As a result, at 40, she found herself heavier than she’d ever been. Suzanne has never had weight loss surgery, but she says she’s followed every diet fad and managed to shed 70 pounds. Over the next six years, however, she’d gained most of it back. The cycle was exhausting. She was winning battles, but losing the war. Until one day, December 28, 2013, (she remembers the precise moment) she was simply, “fed up with being fat.”
That day she devised her own “50 by 50” weight loss campaign. She resolved to lose 50 pounds by her 50th birthday, which at the time was a little over a year away. But Suzanne’s biggest challenge was not losing weight, the hard part was breaking off her relationship with food – her “feel good” place. Her go-to for reward and emotional comfort. This time, her motivation had to come from somewhere else. What she found was that in order to truly change her relationship with food, she needed to change from within. Changing her behavior wouldn’t be enough to keep off the weight for good.
She began to evaluate what she really wanted out of her life. She knew she wanted to live well into her nineties. She knew she wanted to be able to be self-sufficient – take care of herself without needing aid because of poor health and physical limitation. Most importantly, Suzanne knew she wanted to be her best self and her food addiction would certainly prevent that from happening if she didn’t break it.
Breaking the addiction hasn’t been easy. She does cardio every day of the week. In spite of the fact that she hates exercising, she does it. For her, exercising is not negotiable. She has to do it, to keep the weight off. She also has had to discipline herself in her food choices. Because she’s a great cook, delicious recipes are easy for her – healthy, delicious recipes is where she puts in the work, opting for lean meats, egg whites, fruits and salads. She even has healthy versions of the foods that use to get her in trouble.

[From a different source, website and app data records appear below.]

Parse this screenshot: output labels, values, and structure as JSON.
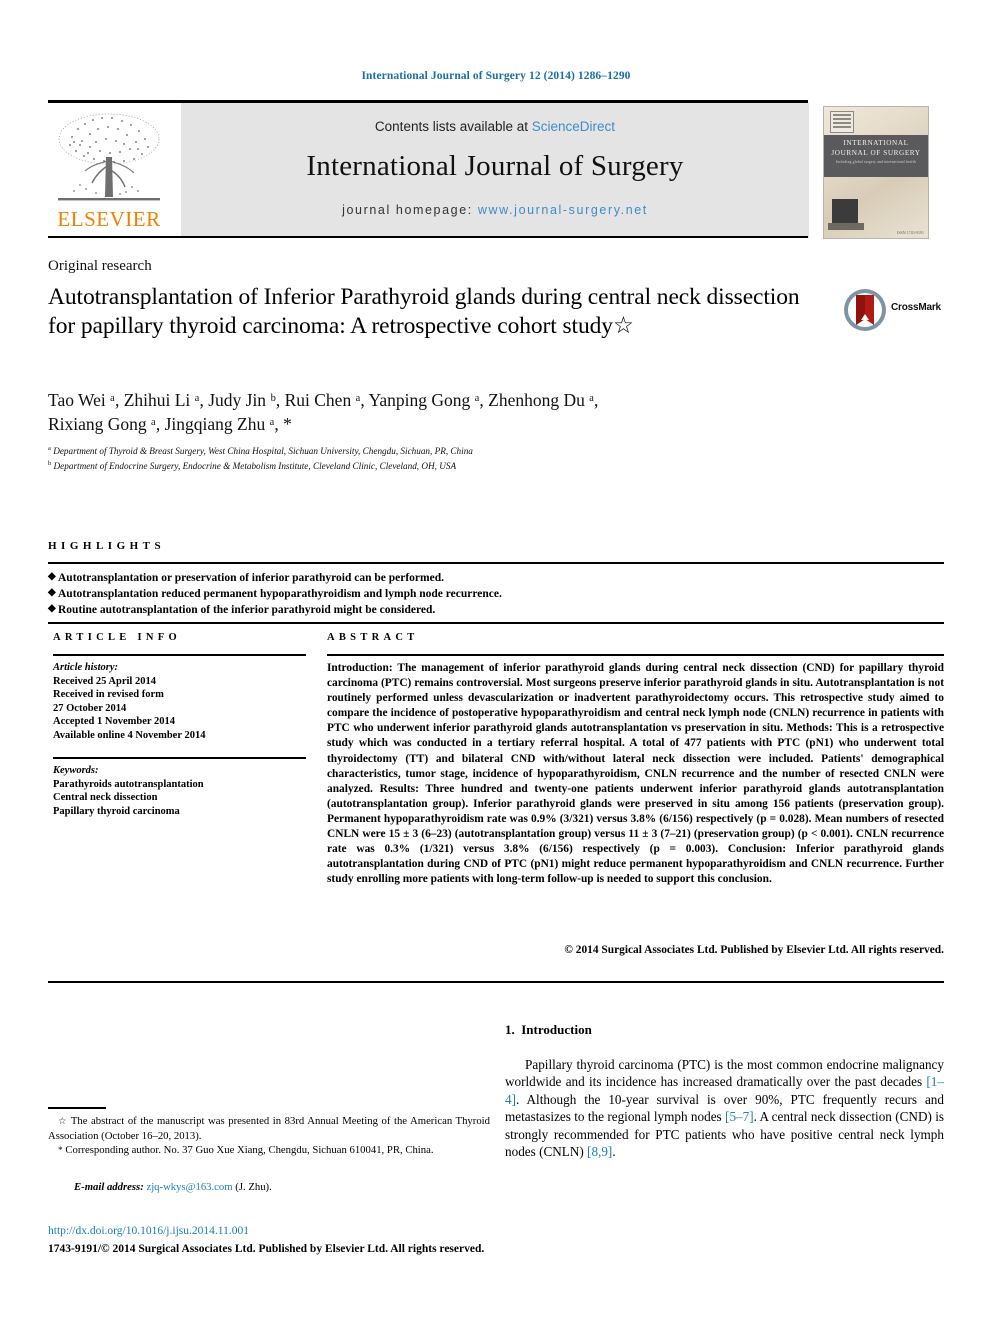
{
  "running_head": "International Journal of Surgery 12 (2014) 1286–1290",
  "masthead": {
    "contents_prefix": "Contents lists available at",
    "sciencedirect": "ScienceDirect",
    "journal_title": "International Journal of Surgery",
    "homepage_prefix": "journal homepage:",
    "homepage_url": "www.journal-surgery.net",
    "publisher_wordmark": "ELSEVIER",
    "cover": {
      "line1": "INTERNATIONAL",
      "line2": "JOURNAL OF SURGERY",
      "line3": "Including global surgery and international health",
      "issn": "ISSN 1743-9191"
    },
    "link_color": "#3c8dc5",
    "brand_orange": "#f08000"
  },
  "article": {
    "category": "Original research",
    "title": "Autotransplantation of Inferior Parathyroid glands during central neck dissection for papillary thyroid carcinoma: A retrospective cohort study",
    "title_marker": "☆",
    "crossmark_label": "CrossMark",
    "authors_line1": "Tao Wei ᵃ, Zhihui Li ᵃ, Judy Jin ᵇ, Rui Chen ᵃ, Yanping Gong ᵃ, Zhenhong Du ᵃ,",
    "authors_line2": "Rixiang Gong ᵃ, Jingqiang Zhu ᵃ, *",
    "affiliations": [
      "Department of Thyroid & Breast Surgery, West China Hospital, Sichuan University, Chengdu, Sichuan, PR, China",
      "Department of Endocrine Surgery, Endocrine & Metabolism Institute, Cleveland Clinic, Cleveland, OH, USA"
    ],
    "affiliation_marks": [
      "a",
      "b"
    ]
  },
  "highlights": {
    "heading": "HIGHLIGHTS",
    "items": [
      "Autotransplantation or preservation of inferior parathyroid can be performed.",
      "Autotransplantation reduced permanent hypoparathyroidism and lymph node recurrence.",
      "Routine autotransplantation of the inferior parathyroid might be considered."
    ]
  },
  "article_info": {
    "heading": "ARTICLE INFO",
    "history_label": "Article history:",
    "history": [
      "Received 25 April 2014",
      "Received in revised form",
      "27 October 2014",
      "Accepted 1 November 2014",
      "Available online 4 November 2014"
    ],
    "keywords_label": "Keywords:",
    "keywords": [
      "Parathyroids autotransplantation",
      "Central neck dissection",
      "Papillary thyroid carcinoma"
    ]
  },
  "abstract": {
    "heading": "ABSTRACT",
    "introduction_label": "Introduction:",
    "introduction_text": " The management of inferior parathyroid glands during central neck dissection (CND) for papillary thyroid carcinoma (PTC) remains controversial. Most surgeons preserve inferior parathyroid glands in situ. Autotransplantation is not routinely performed unless devascularization or inadvertent parathyroidectomy occurs. This retrospective study aimed to compare the incidence of postoperative hypoparathyroidism and central neck lymph node (CNLN) recurrence in patients with PTC who underwent inferior parathyroid glands autotransplantation vs preservation in situ. ",
    "methods_label": "Methods:",
    "methods_text": " This is a retrospective study which was conducted in a tertiary referral hospital. A total of 477 patients with PTC (pN1) who underwent total thyroidectomy (TT) and bilateral CND with/without lateral neck dissection were included. Patients' demographical characteristics, tumor stage, incidence of hypoparathyroidism, CNLN recurrence and the number of resected CNLN were analyzed. ",
    "results_label": "Results:",
    "results_text": " Three hundred and twenty-one patients underwent inferior parathyroid glands autotransplantation (autotransplantation group). Inferior parathyroid glands were preserved in situ among 156 patients (preservation group). Permanent hypoparathyroidism rate was 0.9% (3/321) versus 3.8% (6/156) respectively (p = 0.028). Mean numbers of resected CNLN were 15 ± 3 (6–23) (autotransplantation group) versus 11 ± 3 (7–21) (preservation group) (p < 0.001). CNLN recurrence rate was 0.3% (1/321) versus 3.8% (6/156) respectively (p = 0.003). ",
    "conclusion_label": "Conclusion:",
    "conclusion_text": " Inferior parathyroid glands autotransplantation during CND of PTC (pN1) might reduce permanent hypoparathyroidism and CNLN recurrence. Further study enrolling more patients with long-term follow-up is needed to support this conclusion.",
    "copyright": "© 2014 Surgical Associates Ltd. Published by Elsevier Ltd. All rights reserved."
  },
  "body": {
    "section_number": "1.",
    "section_title": "Introduction",
    "paragraph_part1": "Papillary thyroid carcinoma (PTC) is the most common endocrine malignancy worldwide and its incidence has increased dramatically over the past decades ",
    "ref1": "[1–4]",
    "paragraph_part2": ". Although the 10-year survival is over 90%, PTC frequently recurs and metastasizes to the regional lymph nodes ",
    "ref2": "[5–7]",
    "paragraph_part3": ". A central neck dissection (CND) is strongly recommended for PTC patients who have positive central neck lymph nodes (CNLN) ",
    "ref3": "[8,9]",
    "paragraph_part4": "."
  },
  "footnotes": {
    "note1_marker": "☆",
    "note1": " The abstract of the manuscript was presented in 83rd Annual Meeting of the American Thyroid Association (October 16–20, 2013).",
    "note2_marker": "*",
    "note2": " Corresponding author. No. 37 Guo Xue Xiang, Chengdu, Sichuan 610041, PR, China.",
    "email_label": "E-mail address:",
    "email": "zjq-wkys@163.com",
    "email_suffix": "(J. Zhu)."
  },
  "footer": {
    "doi": "http://dx.doi.org/10.1016/j.ijsu.2014.11.001",
    "imprint": "1743-9191/© 2014 Surgical Associates Ltd. Published by Elsevier Ltd. All rights reserved."
  }
}
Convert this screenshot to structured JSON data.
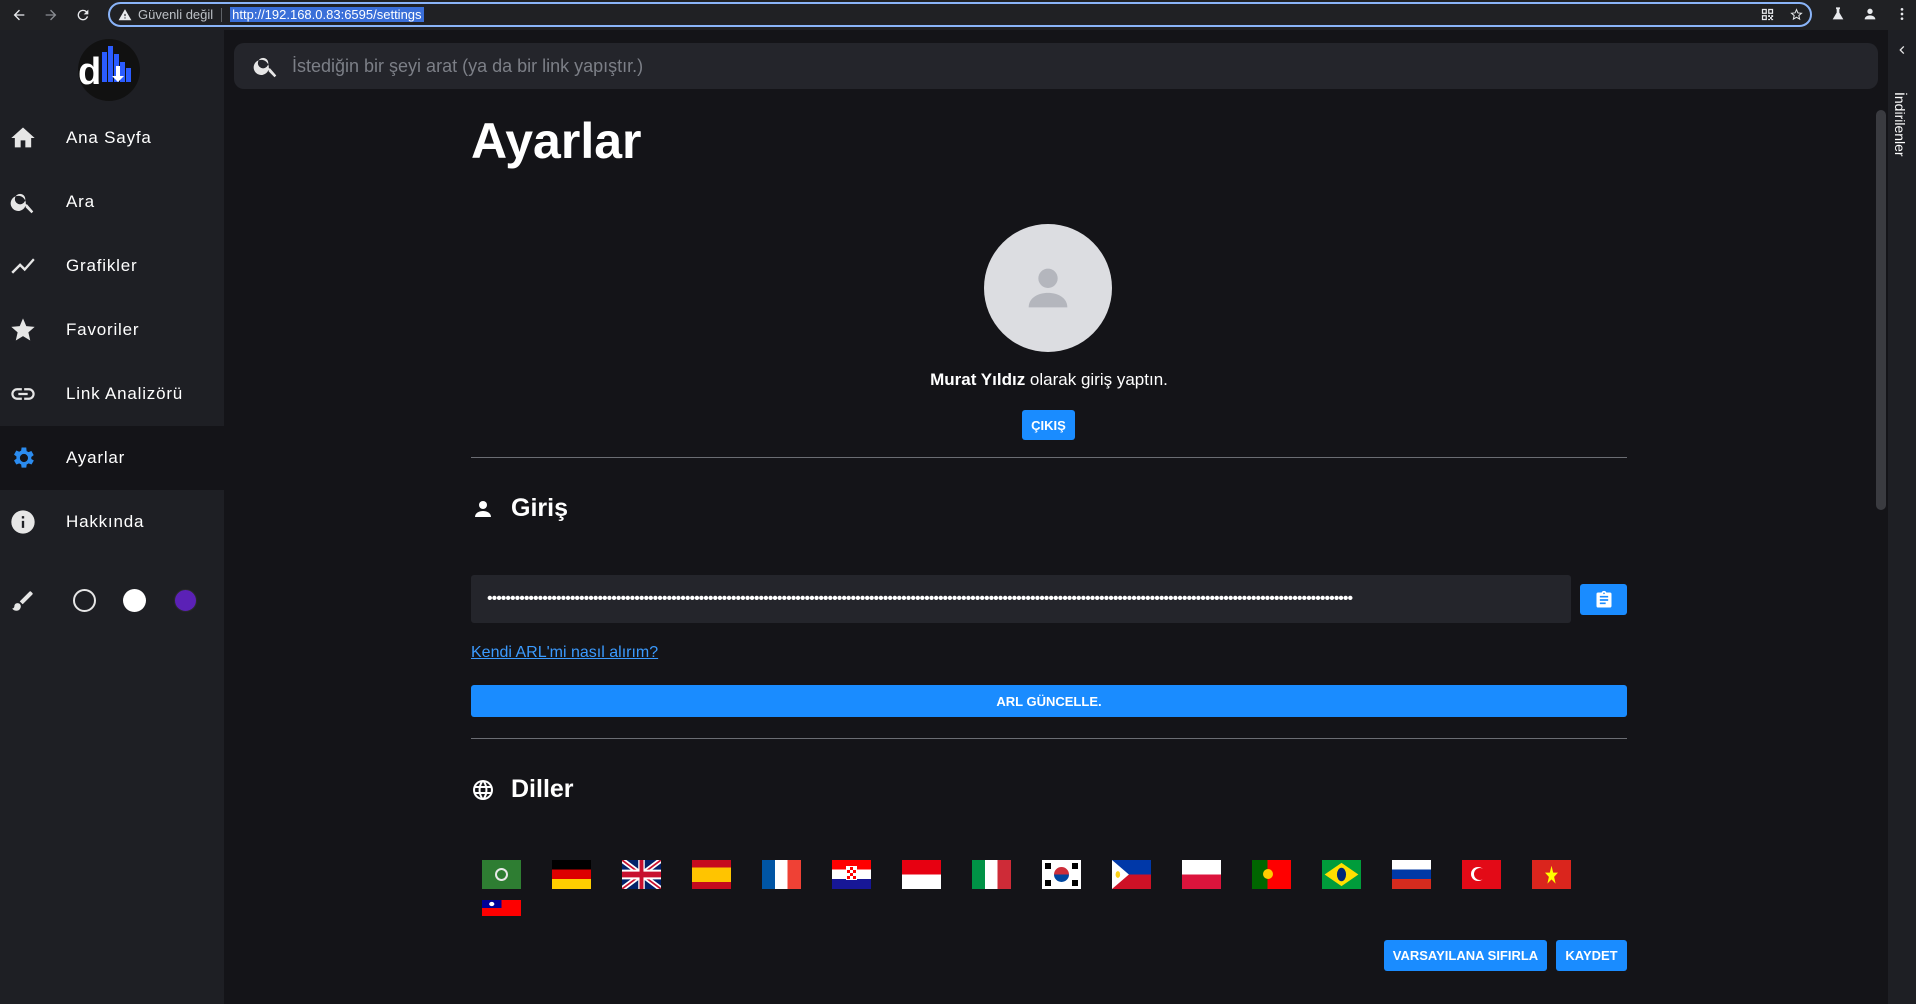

On January 21, 2015, Suzanne turned 50-years-old. Did she hit her “50 by 50” goal in the year she’d given herself to accomplish it? No, she didn’t – she blew it out of the water by losing a total of 86 pounds by September 30, 2014, beating her weight loss goal by a whopping 36 pounds, and with three months to spare.
Today, she’ll tell you she feels amazing. She celebrates life and her new way of thinking about herself and food. When people ask her how her diet is going, she tells them that it’s not a diet, it’s a lifestyle. For Suzanne it is, but she firmly offers, “If I can do it, anyone can do it.”